This is Darcy McFarlane. A soccer player, yes. A leader and a scholar? Most definitely. And a complete embodiment of what her school expects from a champion.
McFarlane was a multifaceted individual from the start.
“Very athletic,” said her father Craig.
“That’s an understatement ...” her mother Marilou said. “You definitely had to keep an eye on her. She was always very energetic, very funny. She just had a real zest for life from the beginning.”
Life always led McFarlane to explore different things. She played the role of Puck in “A Midsummer Night’s Dream”. She won a community service award in middle school.
Before her senior year in high school, she packed up and drove herself to San Francisco for an internship with Twitter’s research and design branch. A year later, she took a much longer trip to the opposite coast.

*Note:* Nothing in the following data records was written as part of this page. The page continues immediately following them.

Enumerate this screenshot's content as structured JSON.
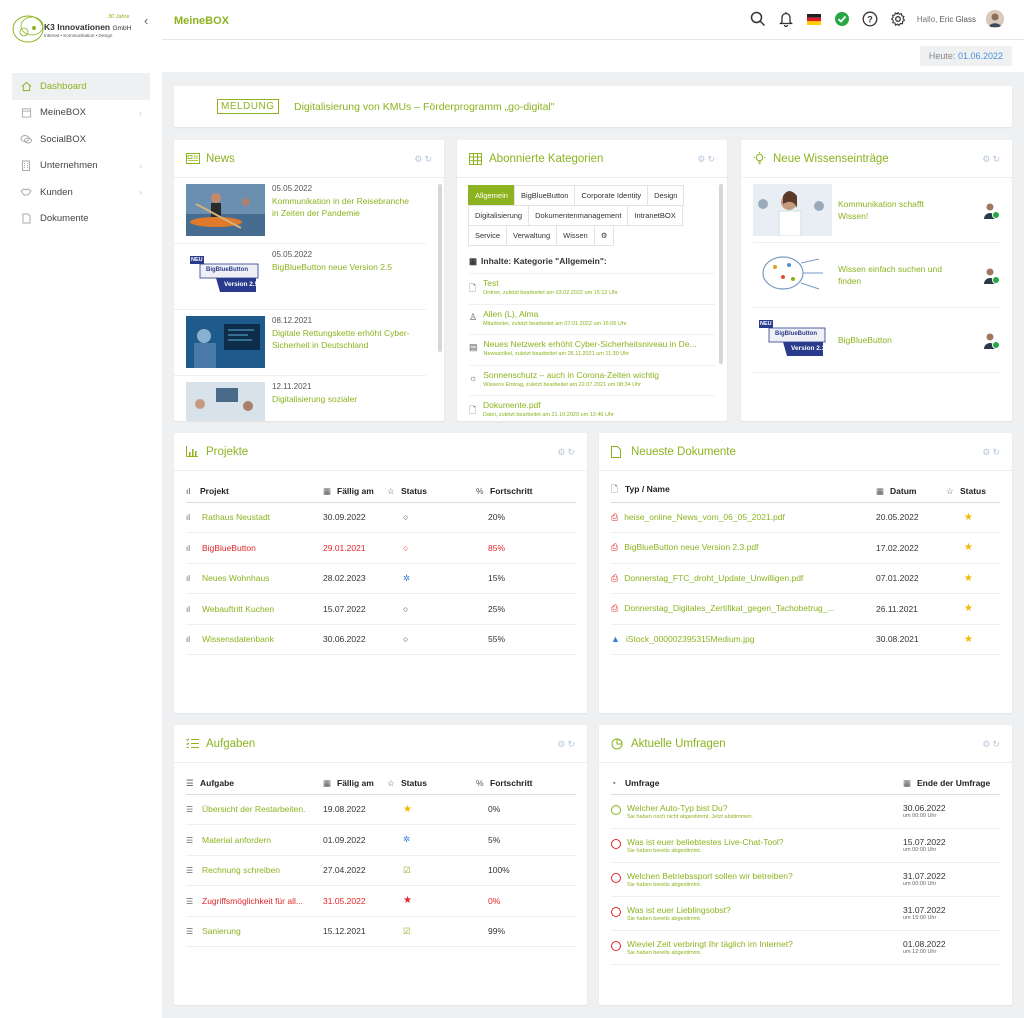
{
  "brand": {
    "name": "K3 Innovationen",
    "suffix": "GmbH",
    "tagline": "Internet • Kommunikation • Design",
    "badge": "30 Jahre",
    "accent": "#8cb31f"
  },
  "sidebar": {
    "items": [
      {
        "label": "Dashboard",
        "icon": "home-icon",
        "active": true
      },
      {
        "label": "MeineBOX",
        "icon": "calendar-icon",
        "chevron": true
      },
      {
        "label": "SocialBOX",
        "icon": "chat-icon"
      },
      {
        "label": "Unternehmen",
        "icon": "building-icon",
        "chevron": true
      },
      {
        "label": "Kunden",
        "icon": "handshake-icon",
        "chevron": true
      },
      {
        "label": "Dokumente",
        "icon": "document-icon"
      }
    ]
  },
  "topbar": {
    "title": "MeineBOX",
    "hello": "Hallo,",
    "user": "Eric Glass"
  },
  "today": {
    "label": "Heute:",
    "date": "01.06.2022"
  },
  "meldung": {
    "tag": "MELDUNG",
    "text": "Digitalisierung von KMUs – Förderprogramm „go-digital\""
  },
  "news": {
    "title": "News",
    "items": [
      {
        "date": "05.05.2022",
        "title": "Kommunikation in der Reisebranche in Zeiten der Pandemie"
      },
      {
        "date": "05.05.2022",
        "title": "BigBlueButton neue Version 2.5"
      },
      {
        "date": "08.12.2021",
        "title": "Digitale Rettungskette erhöht Cyber-Sicherheit in Deutschland"
      },
      {
        "date": "12.11.2021",
        "title": "Digitalisierung sozialer"
      }
    ],
    "img_labels": {
      "neu": "NEU",
      "bbb": "BigBlueButton",
      "version": "Version 2.5"
    }
  },
  "kategorien": {
    "title": "Abonnierte Kategorien",
    "tabs": [
      "Allgemein",
      "BigBlueButton",
      "Corporate Identity",
      "Design",
      "Digitalisierung",
      "Dokumentenmanagement",
      "IntranetBOX",
      "Service",
      "Verwaltung",
      "Wissen"
    ],
    "subtitle": "Inhalte: Kategorie \"Allgemein\":",
    "items": [
      {
        "title": "Test",
        "sub": "Ordner, zuletzt bearbeitet am 03.02.2022 um 15:12 Uhr",
        "icon": "folder-icon"
      },
      {
        "title": "Allen (L), Alma",
        "sub": "Mitarbeiter, zuletzt bearbeitet am 07.01.2022 um 16:06 Uhr",
        "icon": "user-icon"
      },
      {
        "title": "Neues Netzwerk erhöht Cyber-Sicherheitsniveau in De...",
        "sub": "Newsartikel, zuletzt bearbeitet am 26.11.2021 um 11:30 Uhr",
        "icon": "newspaper-icon"
      },
      {
        "title": "Sonnenschutz – auch in Corona-Zeiten wichtig",
        "sub": "Wissens Eintrag, zuletzt bearbeitet am 22.07.2021 um 08:34 Uhr",
        "icon": "lightbulb-icon"
      },
      {
        "title": "Dokumente.pdf",
        "sub": "Datei, zuletzt bearbeitet am 21.10.2020 um 12:46 Uhr",
        "icon": "file-icon"
      }
    ]
  },
  "wissen": {
    "title": "Neue Wissenseinträge",
    "items": [
      {
        "title": "Kommunikation schafft Wissen!"
      },
      {
        "title": "Wissen einfach suchen und finden"
      },
      {
        "title": "BigBlueButton"
      }
    ],
    "img_labels": {
      "neu": "NEU",
      "bbb": "BigBlueButton",
      "version": "Version 2.3"
    }
  },
  "projekte": {
    "title": "Projekte",
    "columns": [
      "Projekt",
      "Fällig am",
      "Status",
      "Fortschritt"
    ],
    "rows": [
      {
        "name": "Rathaus Neustadt",
        "due": "30.09.2022",
        "status": "comment",
        "progress": "20%",
        "overdue": false
      },
      {
        "name": "BigBlueButton",
        "due": "29.01.2021",
        "status": "comment",
        "progress": "85%",
        "overdue": true
      },
      {
        "name": "Neues Wohnhaus",
        "due": "28.02.2023",
        "status": "gears",
        "progress": "15%",
        "overdue": false
      },
      {
        "name": "Webauftritt Kuchen",
        "due": "15.07.2022",
        "status": "comment",
        "progress": "25%",
        "overdue": false
      },
      {
        "name": "Wissensdatenbank",
        "due": "30.06.2022",
        "status": "comment",
        "progress": "55%",
        "overdue": false
      }
    ]
  },
  "dokumente": {
    "title": "Neueste Dokumente",
    "columns": [
      "Typ / Name",
      "Datum",
      "Status"
    ],
    "rows": [
      {
        "name": "heise_online_News_vom_06_05_2021.pdf",
        "date": "20.05.2022",
        "type": "pdf"
      },
      {
        "name": "BigBlueButton neue Version 2.3.pdf",
        "date": "17.02.2022",
        "type": "pdf"
      },
      {
        "name": "Donnerstag_FTC_droht_Update_Unwilligen.pdf",
        "date": "07.01.2022",
        "type": "pdf"
      },
      {
        "name": "Donnerstag_Digitales_Zertifikat_gegen_Tachobetrug_...",
        "date": "26.11.2021",
        "type": "pdf"
      },
      {
        "name": "iStock_000002395315Medium.jpg",
        "date": "30.08.2021",
        "type": "image"
      }
    ]
  },
  "aufgaben": {
    "title": "Aufgaben",
    "columns": [
      "Aufgabe",
      "Fällig am",
      "Status",
      "Fortschritt"
    ],
    "rows": [
      {
        "name": "Übersicht der Restarbeiten.",
        "due": "19.08.2022",
        "status": "star",
        "progress": "0%",
        "overdue": false
      },
      {
        "name": "Material anfordern",
        "due": "01.09.2022",
        "status": "gears",
        "progress": "5%",
        "overdue": false
      },
      {
        "name": "Rechnung schreiben",
        "due": "27.04.2022",
        "status": "check",
        "progress": "100%",
        "overdue": false
      },
      {
        "name": "Zugriffsmöglichkeit für all...",
        "due": "31.05.2022",
        "status": "star-red",
        "progress": "0%",
        "overdue": true
      },
      {
        "name": "Sanierung",
        "due": "15.12.2021",
        "status": "check",
        "progress": "99%",
        "overdue": false
      }
    ]
  },
  "umfragen": {
    "title": "Aktuelle Umfragen",
    "columns": [
      "Umfrage",
      "Ende der Umfrage"
    ],
    "rows": [
      {
        "title": "Welcher Auto-Typ bist Du?",
        "sub": "Sie haben noch nicht abgestimmt. Jetzt abstimmen.",
        "date": "30.06.2022",
        "time": "um 00:00 Uhr",
        "voted": false
      },
      {
        "title": "Was ist euer beliebtestes Live-Chat-Tool?",
        "sub": "Sie haben bereits abgestimmt.",
        "date": "15.07.2022",
        "time": "um 00:00 Uhr",
        "voted": true
      },
      {
        "title": "Welchen Betriebssport sollen wir betreiben?",
        "sub": "Sie haben bereits abgestimmt.",
        "date": "31.07.2022",
        "time": "um 00:00 Uhr",
        "voted": true
      },
      {
        "title": "Was ist euer Lieblingsobst?",
        "sub": "Sie haben bereits abgestimmt.",
        "date": "31.07.2022",
        "time": "um 15:00 Uhr",
        "voted": true
      },
      {
        "title": "Wieviel Zeit verbringt Ihr täglich im Internet?",
        "sub": "Sie haben bereits abgestimmt.",
        "date": "01.08.2022",
        "time": "um 12:00 Uhr",
        "voted": true
      }
    ]
  }
}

It was the academics. The clubs. The people. And yes, the soccer team. UNC was the culmination of all of her hard work thus far. It was the alma mater of her grandparents, two of her aunts, her mother — who ran cross-country for the Tar Heels — and, of course, her sister.
“It still feels a little bit like a fantasy,” Marilou said. “You just can’t believe that it all came together.”

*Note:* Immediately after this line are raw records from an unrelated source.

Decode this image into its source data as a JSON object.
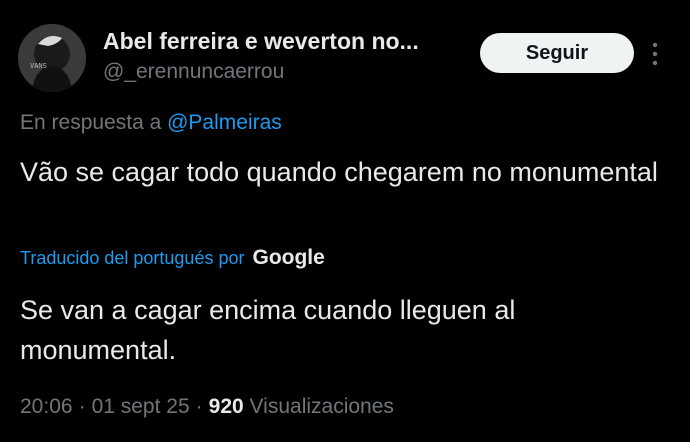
{
  "tweet": {
    "author": {
      "display_name": "Abel ferreira e weverton no...",
      "handle": "@_erennuncaerrou",
      "avatar_text": "VANS"
    },
    "follow_label": "Seguir",
    "more_icon": "more-vertical-icon",
    "reply": {
      "prefix": "En respuesta a",
      "mention": "@Palmeiras"
    },
    "text": "Vão se cagar todo quando chegarem no monumental",
    "translation": {
      "label": "Traducido del portugués por",
      "provider": "Google",
      "text": "Se van a cagar encima cuando lleguen al monumental."
    },
    "meta": {
      "time": "20:06",
      "date": "01 sept 25",
      "views_count": "920",
      "views_label": "Visualizaciones"
    }
  },
  "colors": {
    "background": "#000000",
    "primary_text": "#e7e9ea",
    "secondary_text": "#71767b",
    "link": "#1d9bf0",
    "button_bg": "#eff3f4"
  }
}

McFarlane could not decide what she wanted to excel in when she got to UNC, so she picked everything.
“The way she does it all is like a myth,” said teammate Hanna Gardner.
She has been a representative for the Student Advisory Committee to the Chancellor, organized student-athlete community service projects through Carolina Outreach and has booked a spot nearly every semester on the Dean’s List.
“She’s a scholar and just a committed academic,” said Dorrance. “She wants to impact and change the world.”
She has been a varsity athlete for the most successful program in the history of women’s soccer, and perhaps all of college athletics. She has used her role as an athlete to fulfill her sense of service.
“I think it’s really cool to see the impact student-athletes can have on people,” McFarlane said. “I remember what it was like to be a little kid and look up to college athletes, even though we aren’t anything special.”
Yet there does seem to be something special about McFarlane. And the team needs her now more than ever.
This past week, the Tar Heels were coming off of a historic blowout — losing 3-0 to Southern California in only the fourth multi-goal loss for the Tar Heels since 1985.
Dejected at first, McFarlane admitted she felt the weight of the North Carolina dynasty. If she does not lead this team to a title, she’ll be a part of the only four-year class in UNC women’s soccer history not to win it all.
But then, in the course of a conversation with Vice Chancellor for Student Affairs Winston Crisp, she started focusing on just how good her team could be.
“She went through this reasoning process and rebuilding confidence,” said Crisp, who has followed the program for decades.
“And then she didn’t leave it at that. She went and took that to other people, to pass it on.”
During her junior year, in a game at Florida State, McFarlane took a tumble. Her parents were watching the game on a live stream from California.
“From how much soccer we’ve watched, we saw how she went down,” Craig said. “And intuitively knew that she had a ...”
“A big injury,” said Marilou.
An ACL tear. A colossal injury like that isn’t rare in soccer. Yet it can be devastating.
But she rebounded quickly.
After redoubling her commitments outside of soccer, McFarlane still made time to be a strong force for the team.
“She really focused on the team and how to impact this team, even though she wasn’t doing it on the field,” Gardner said.
Those close to her said the most astounding part was how quickly she returned. She attacked her rehab, and after a limited preseason, she was ready for her final season.
“Honestly, I think she may be better than she was before,” Gardner said.
That’s just the way McFarlane is. She has too much to do to be kept down. Too many people counting on her.
“She steps up and she serves and she helps and she cares,” Crisp said. “And that matters.”
McFarlane is a senior now, and her team faces N.C. State tonight in the final conference opener of her career. She’s almost done with her time at the school that has always had a hold on her heart — but this school will not forget her. She gave more to this campus than it ever could have given to her.
She has not won a national title, but she has excelled, learned and contributed.
Here is a title she has earned: This is Darcy McFarlane, and she is a champion.